## EXERCISE DETAILS:
Exact copy, no pictures: repeat the data that follows.

[Web page and app entries]
# # #

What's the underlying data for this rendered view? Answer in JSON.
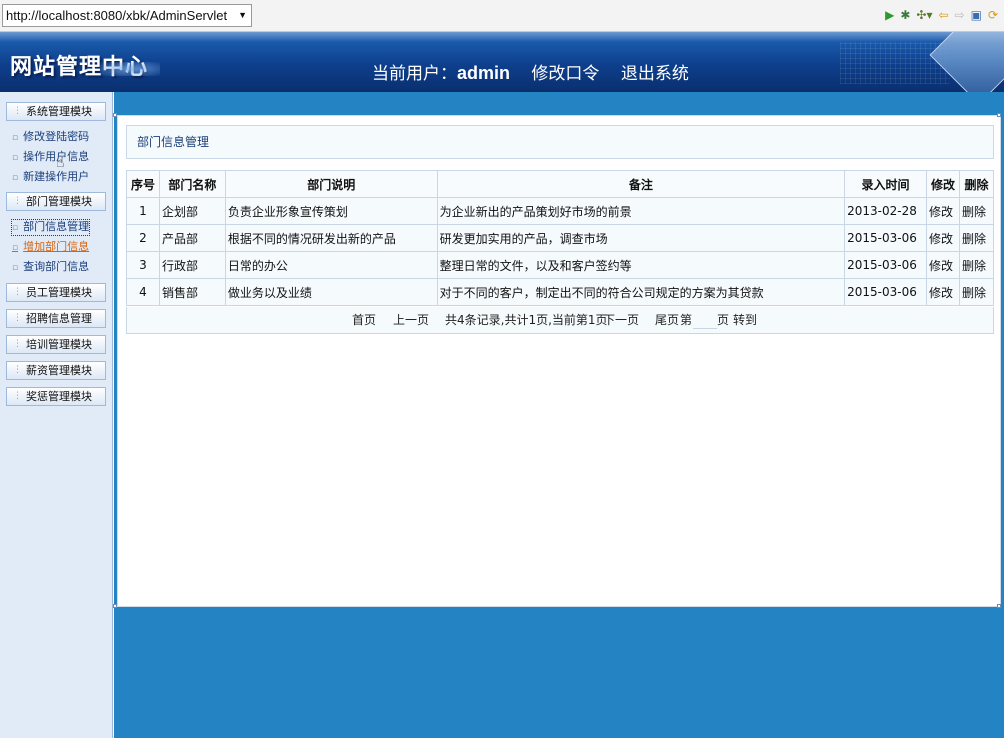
{
  "browser": {
    "url": "http://localhost:8080/xbk/AdminServlet",
    "icons": [
      "run-icon",
      "debug-icon",
      "tools-icon",
      "back-icon",
      "forward-icon",
      "page-icon",
      "refresh-icon"
    ]
  },
  "header": {
    "logo": "网站管理中心",
    "current_user_label": "当前用户：",
    "current_user": "admin",
    "change_password": "修改口令",
    "logout": "退出系统"
  },
  "sidebar": {
    "modules": [
      {
        "label": "系统管理模块",
        "items": [
          "修改登陆密码",
          "操作用户信息",
          "新建操作用户"
        ]
      },
      {
        "label": "部门管理模块",
        "items": [
          "部门信息管理",
          "增加部门信息",
          "查询部门信息"
        ]
      },
      {
        "label": "员工管理模块",
        "items": []
      },
      {
        "label": "招聘信息管理",
        "items": []
      },
      {
        "label": "培训管理模块",
        "items": []
      },
      {
        "label": "薪资管理模块",
        "items": []
      },
      {
        "label": "奖惩管理模块",
        "items": []
      }
    ]
  },
  "main": {
    "title": "部门信息管理",
    "columns": [
      "序号",
      "部门名称",
      "部门说明",
      "备注",
      "录入时间",
      "修改",
      "删除"
    ],
    "rows": [
      [
        "1",
        "企划部",
        "负责企业形象宣传策划",
        "为企业新出的产品策划好市场的前景",
        "2013-02-28",
        "修改",
        "删除"
      ],
      [
        "2",
        "产品部",
        "根据不同的情况研发出新的产品",
        "研发更加实用的产品，调查市场",
        "2015-03-06",
        "修改",
        "删除"
      ],
      [
        "3",
        "行政部",
        "日常的办公",
        "整理日常的文件，以及和客户签约等",
        "2015-03-06",
        "修改",
        "删除"
      ],
      [
        "4",
        "销售部",
        "做业务以及业绩",
        "对于不同的客户，制定出不同的符合公司规定的方案为其贷款",
        "2015-03-06",
        "修改",
        "删除"
      ]
    ],
    "pager": {
      "first": "首页",
      "prev": "上一页",
      "summary": "共4条记录,共计1页,当前第1页",
      "next": "下一页",
      "last": "尾页",
      "goto_prefix": "第",
      "goto_suffix": "页",
      "goto_button": "转到"
    }
  }
}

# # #

## RESULT FOR THIS TASK:
What's the underlying data for this rendered view? Answer in JSON.
{
  "browser": {
    "url": "http://localhost:8080/xbk/AdminServlet",
    "icons": [
      "run-icon",
      "debug-icon",
      "tools-icon",
      "back-icon",
      "forward-icon",
      "page-icon",
      "refresh-icon"
    ]
  },
  "header": {
    "logo": "网站管理中心",
    "current_user_label": "当前用户：",
    "current_user": "admin",
    "change_password": "修改口令",
    "logout": "退出系统"
  },
  "sidebar": {
    "modules": [
      {
        "label": "系统管理模块",
        "items": [
          "修改登陆密码",
          "操作用户信息",
          "新建操作用户"
        ]
      },
      {
        "label": "部门管理模块",
        "items": [
          "部门信息管理",
          "增加部门信息",
          "查询部门信息"
        ]
      },
      {
        "label": "员工管理模块",
        "items": []
      },
      {
        "label": "招聘信息管理",
        "items": []
      },
      {
        "label": "培训管理模块",
        "items": []
      },
      {
        "label": "薪资管理模块",
        "items": []
      },
      {
        "label": "奖惩管理模块",
        "items": []
      }
    ]
  },
  "main": {
    "title": "部门信息管理",
    "columns": [
      "序号",
      "部门名称",
      "部门说明",
      "备注",
      "录入时间",
      "修改",
      "删除"
    ],
    "rows": [
      [
        "1",
        "企划部",
        "负责企业形象宣传策划",
        "为企业新出的产品策划好市场的前景",
        "2013-02-28",
        "修改",
        "删除"
      ],
      [
        "2",
        "产品部",
        "根据不同的情况研发出新的产品",
        "研发更加实用的产品，调查市场",
        "2015-03-06",
        "修改",
        "删除"
      ],
      [
        "3",
        "行政部",
        "日常的办公",
        "整理日常的文件，以及和客户签约等",
        "2015-03-06",
        "修改",
        "删除"
      ],
      [
        "4",
        "销售部",
        "做业务以及业绩",
        "对于不同的客户，制定出不同的符合公司规定的方案为其贷款",
        "2015-03-06",
        "修改",
        "删除"
      ]
    ],
    "pager": {
      "first": "首页",
      "prev": "上一页",
      "summary": "共4条记录,共计1页,当前第1页",
      "next": "下一页",
      "last": "尾页",
      "goto_prefix": "第",
      "goto_suffix": "页",
      "goto_button": "转到"
    }
  }
}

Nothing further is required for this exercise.